What started out as a task conflict, whether or not to move forward with a project, quickly became a relationship based conflict because of the ladder of inference.
By using the ladder of inference we can test our assumptions and see what problem is really being faced.
For example if Colin and Jonah were to get together and discuss the disagreements they had they would realize that it was their assumptions that lead to a relationship conflict and that really they are simply having a disagreement based on a task.
If we share our assumptions and obeservations with others and allow them to do the same we can understand where the other person is coming from and also where the conflict is coming from.
How to Effectively Manage and Resolve Relationship Conflict
Relationship conflict is best handled through mediation and collaboration so that it can be refocused on the task instead of personal values and differences.
1. Act as a mediator to ensure task conflict doesn’t become toxic.
Relationship conflicts benefit from managers stepping in as mediators.
When a mediator is involved it is much easier to keep the focus of discussion on the problem instead of personal disagreements.
Managers can help employees get to the root of the problem reminding them that it is them against the problem, not each other.
As a manager mediates a conflict discussion they must remain neutral and calm at all times as this helps employees remain calm as well.
When everyone is able to present their side of the problem calmly and in a respected space it is much easier to see that the conflict is not about personal differences and is actually a disagreement about a task.
2. Help team members collaborate on a solution.
One of the best ways to ensure that team members come away with a positive experience after a conflict is to help them collaborate on the solution.
Bring the teammates together and engage them in a collaborative problem-solving process where they brainstorm solutions to their problems.
Monitor the discussion to ensure that each team member is contributing and each team member is heard.
Use active listening to ensure each party feels heard by repeating back what you hear to confirm understanding and ask questions to help them get to the root of the problem and find an effective solution.
Do your best to help the team members come to the solution on their own rather than you providing them with a solution.
When team members develop solutions together rather than having an outcome imposed on them they’re more likely to implement their agreement and work together in the future.
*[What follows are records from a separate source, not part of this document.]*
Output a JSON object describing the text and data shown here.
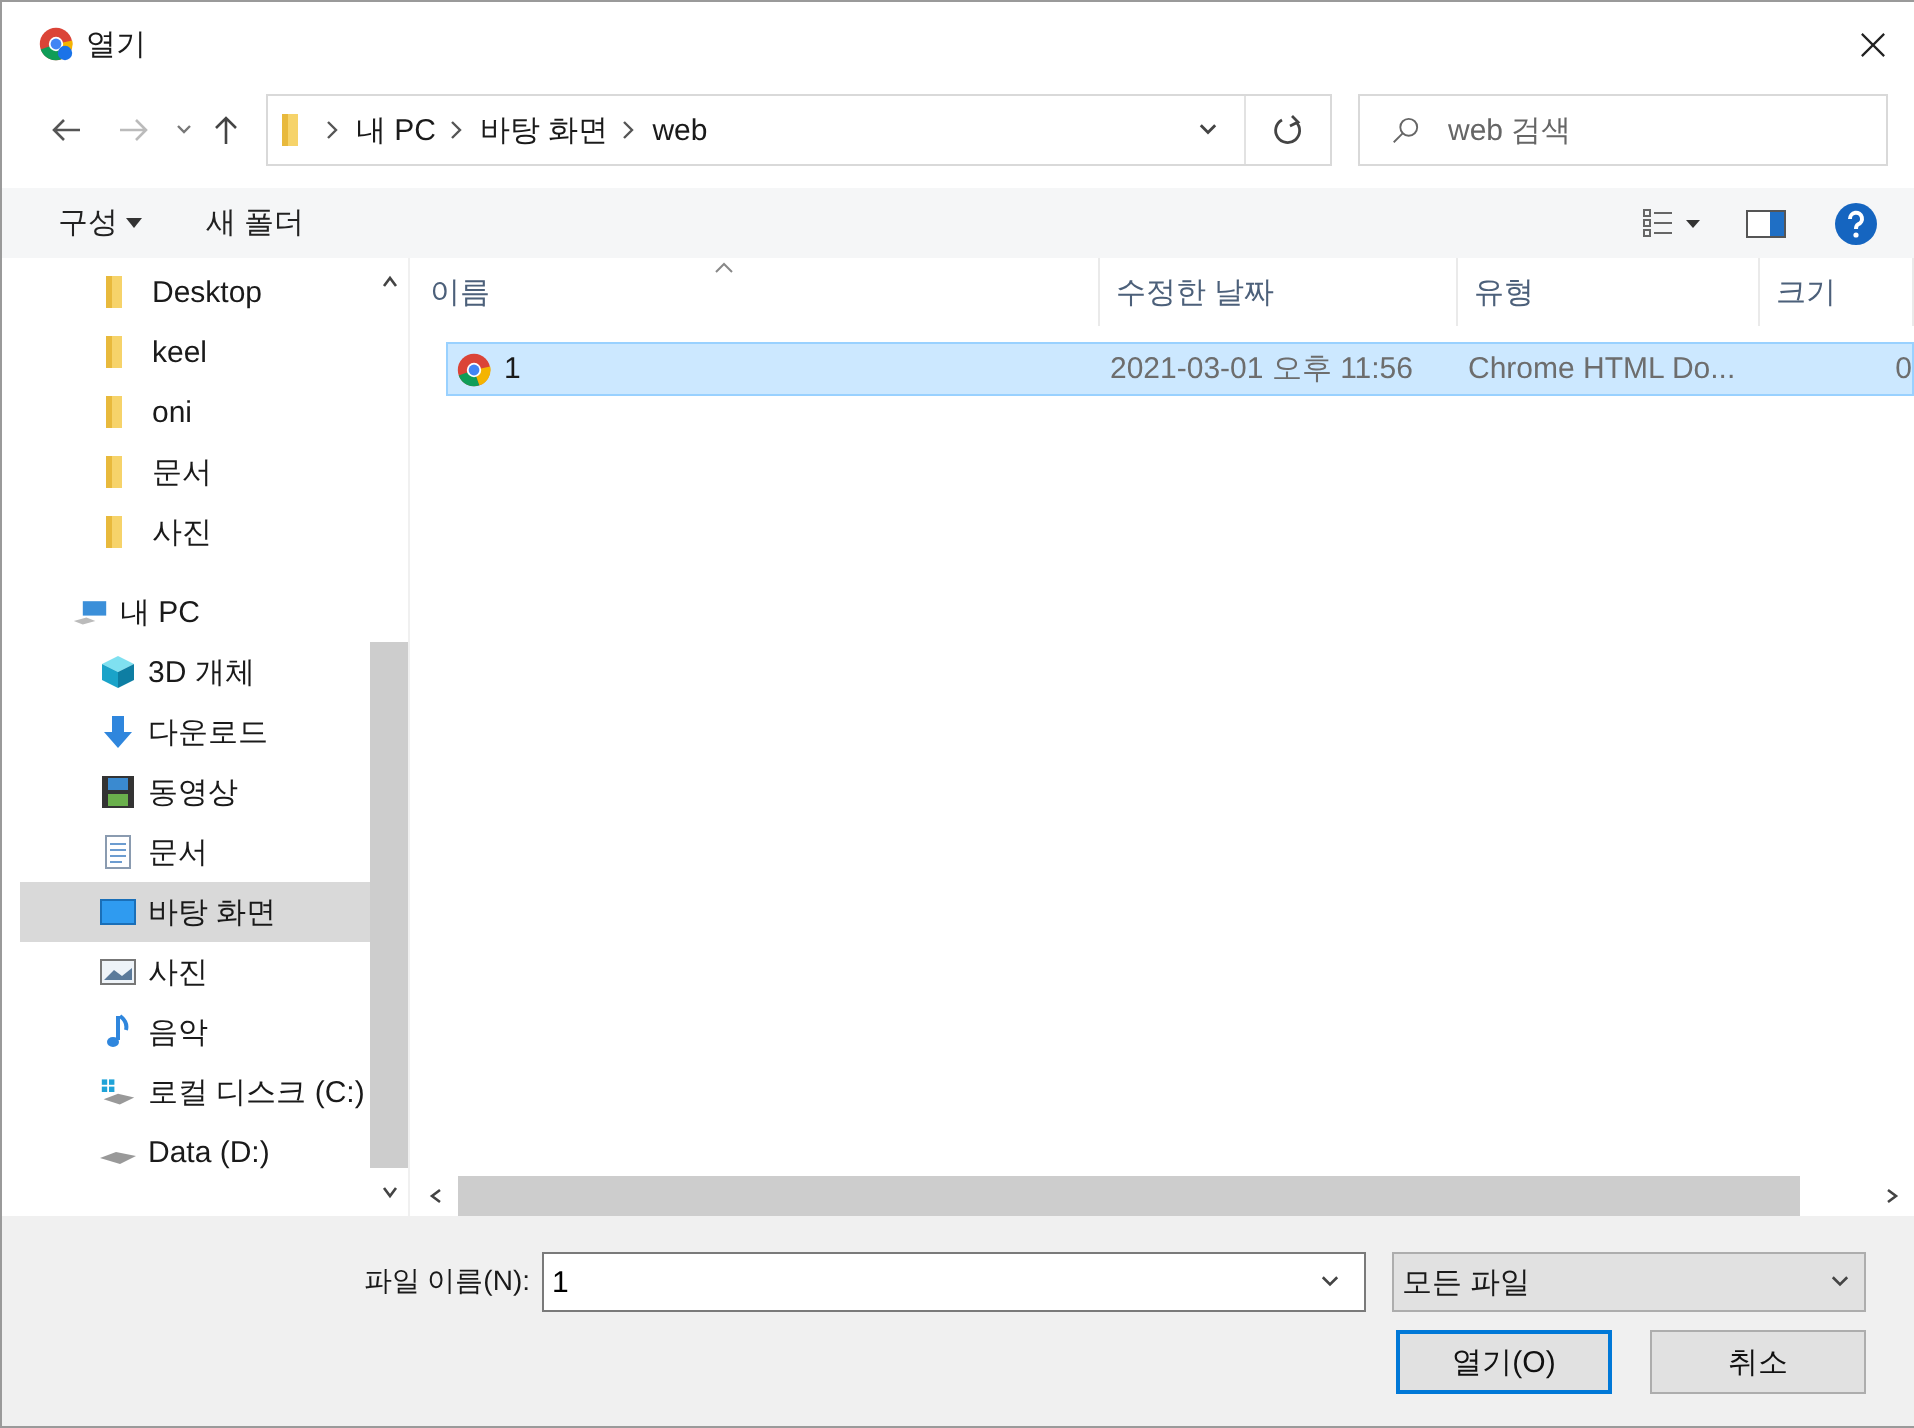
{
  "window": {
    "title": "열기"
  },
  "address_bar": {
    "crumbs": [
      "내 PC",
      "바탕 화면",
      "web"
    ]
  },
  "search": {
    "placeholder": "web 검색"
  },
  "toolbar": {
    "organize": "구성",
    "new_folder": "새 폴더"
  },
  "sidebar": {
    "quick_items": [
      {
        "label": "Desktop",
        "kind": "folder",
        "selected": false
      },
      {
        "label": "keel",
        "kind": "folder",
        "selected": false
      },
      {
        "label": "oni",
        "kind": "folder",
        "selected": false
      },
      {
        "label": "문서",
        "kind": "folder",
        "selected": false
      },
      {
        "label": "사진",
        "kind": "folder",
        "selected": false
      }
    ],
    "this_pc": {
      "label": "내 PC",
      "kind": "pc",
      "selected": false,
      "children": [
        {
          "label": "3D 개체",
          "kind": "cube",
          "selected": false
        },
        {
          "label": "다운로드",
          "kind": "download",
          "selected": false
        },
        {
          "label": "동영상",
          "kind": "video",
          "selected": false
        },
        {
          "label": "문서",
          "kind": "document",
          "selected": false
        },
        {
          "label": "바탕 화면",
          "kind": "desktop",
          "selected": true
        },
        {
          "label": "사진",
          "kind": "image",
          "selected": false
        },
        {
          "label": "음악",
          "kind": "music",
          "selected": false
        },
        {
          "label": "로컬 디스크 (C:)",
          "kind": "system_drive",
          "selected": false
        },
        {
          "label": "Data (D:)",
          "kind": "drive",
          "selected": false
        }
      ]
    }
  },
  "table": {
    "columns": [
      "이름",
      "수정한 날짜",
      "유형",
      "크기"
    ],
    "rows": [
      {
        "name": "1",
        "modified": "2021-03-01 오후 11:56",
        "type": "Chrome HTML Do...",
        "size": "0",
        "selected": true
      }
    ]
  },
  "footer": {
    "filename_label": "파일 이름(N):",
    "filename": "1",
    "filter": "모든 파일",
    "open_button": "열기(O)",
    "cancel_button": "취소"
  }
}
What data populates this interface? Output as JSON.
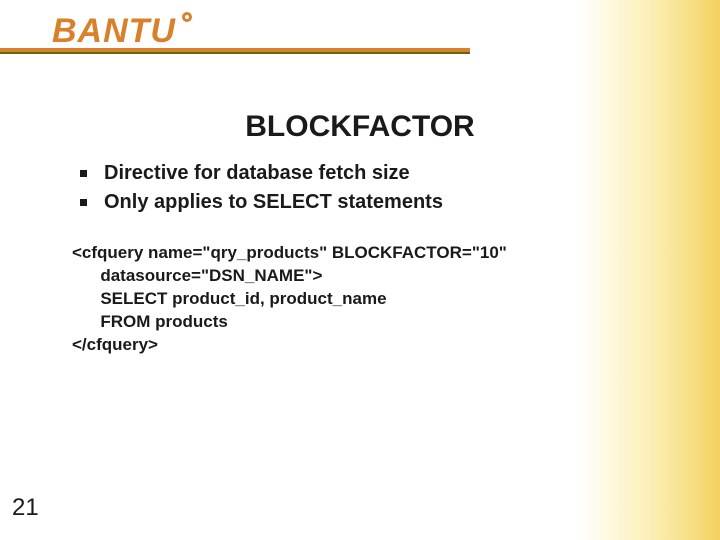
{
  "logo": {
    "text": "BANTU"
  },
  "title": "BLOCKFACTOR",
  "bullets": [
    "Directive for database fetch size",
    "Only applies to SELECT statements"
  ],
  "code": "<cfquery name=\"qry_products\" BLOCKFACTOR=\"10\"\n      datasource=\"DSN_NAME\">\n      SELECT product_id, product_name\n      FROM products\n</cfquery>",
  "page_number": "21"
}
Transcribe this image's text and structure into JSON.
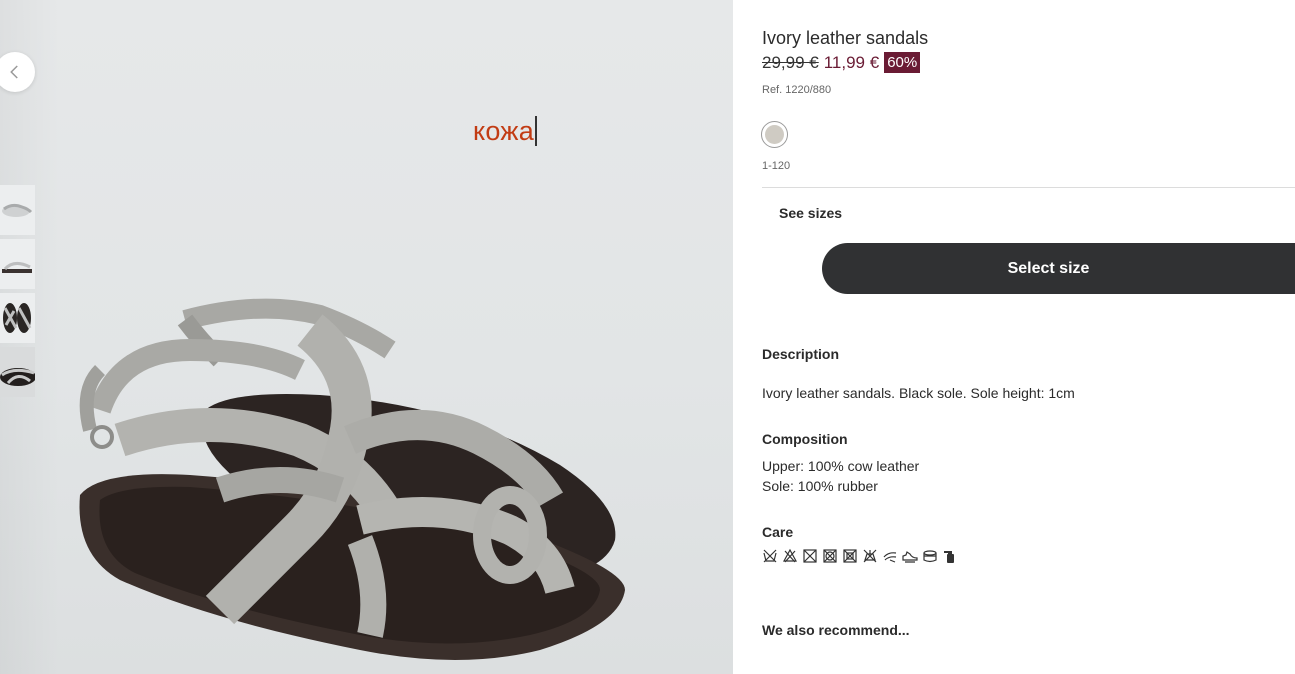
{
  "gallery": {
    "prev_icon": "chevron-left-icon",
    "overlay_word": "кожа",
    "thumbnails": [
      "thumb-sandal-top",
      "thumb-sandal-side",
      "thumb-sandal-pair",
      "thumb-sandal-model"
    ]
  },
  "product": {
    "title": "Ivory leather sandals",
    "old_price": "29,99 €",
    "new_price": "11,99 €",
    "discount": "60%",
    "ref": "Ref. 1220/880",
    "color_code": "1-120",
    "colors": {
      "swatch": "#cfcbc3",
      "accent": "#6a1b34",
      "button": "#303133"
    }
  },
  "actions": {
    "see_sizes": "See sizes",
    "select_size": "Select size"
  },
  "description": {
    "title": "Description",
    "text": "Ivory leather sandals. Black sole. Sole height: 1cm"
  },
  "composition": {
    "title": "Composition",
    "upper": "Upper: 100% cow leather",
    "sole": "Sole: 100% rubber"
  },
  "care": {
    "title": "Care",
    "icons": [
      "no-wash-icon",
      "no-bleach-icon",
      "no-tumble-dry-icon",
      "no-dry-icon",
      "no-iron-icon",
      "no-dry-clean-icon",
      "wipe-clean-icon",
      "shoe-care-icon",
      "cream-icon",
      "spray-icon"
    ]
  },
  "recommend": {
    "title": "We also recommend..."
  }
}
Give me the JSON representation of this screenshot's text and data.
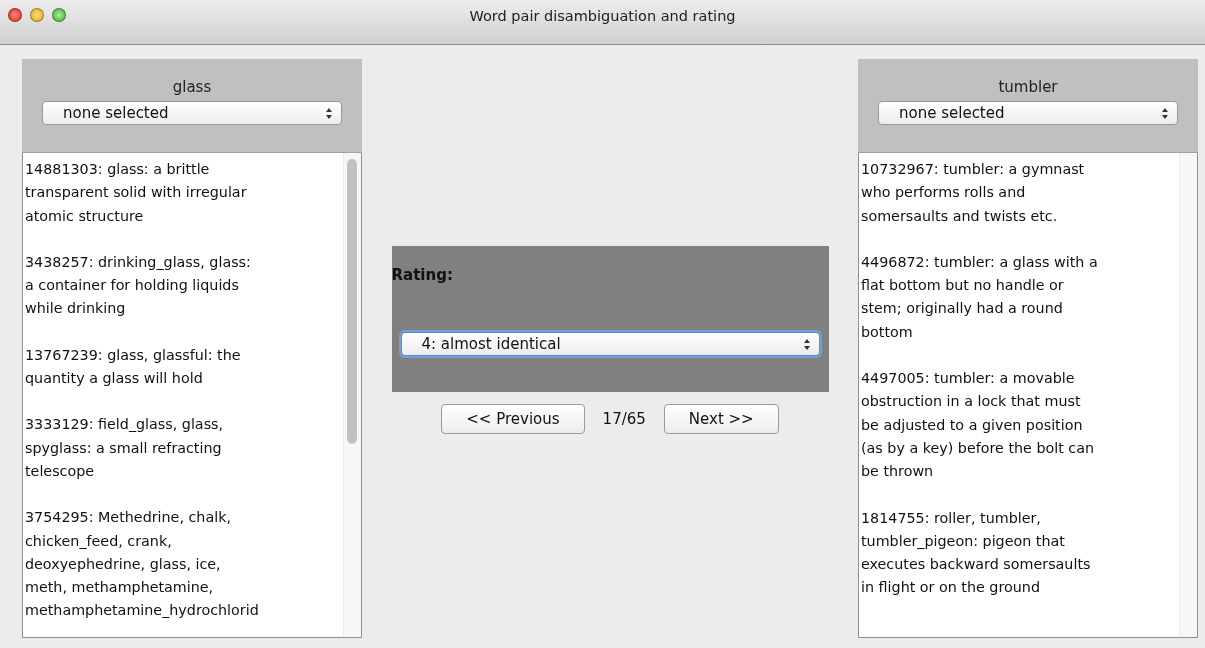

You will not always have to be involved in the resolution of relationship conflicts. After a few collaborative mediation sessions, team members will understand how to effectively intearct with one another and be able to implement a conflict resolution process on their own.
How to Effectively Manage and Resolve Task Conflict
Part of embracing task conflict also means being able to effectively manage it so that it does get out of hand and become a toxic relationship conflict.
The best way to manage and resolve task conflict is through the use of problem solution statements:
Problem-solution statements force team members to define a problem and identify a possible solution, causing them to test their beliefs and assumptions and focus on the tangible facts of the problem.
Forcing team members to get to the root of the problem keeps their discussion and disagreements task-focused instead of people-focused.
To setup a problem-solution statemen system on your team create an online chat designated to highlighting problem-solution statements.
Define what a problem-solution statement means and how it should be constructed and remind your team members to bring their problems to the designated channel in the specified format.
Explain to the team that presenting their concerns in a problem-solution statement format keeps them focused on the task and work rather than personal assumptions.
After reading this article you now understand the two most common types of conflict you will face in the workplace as well as effective strategies on how to deal with them.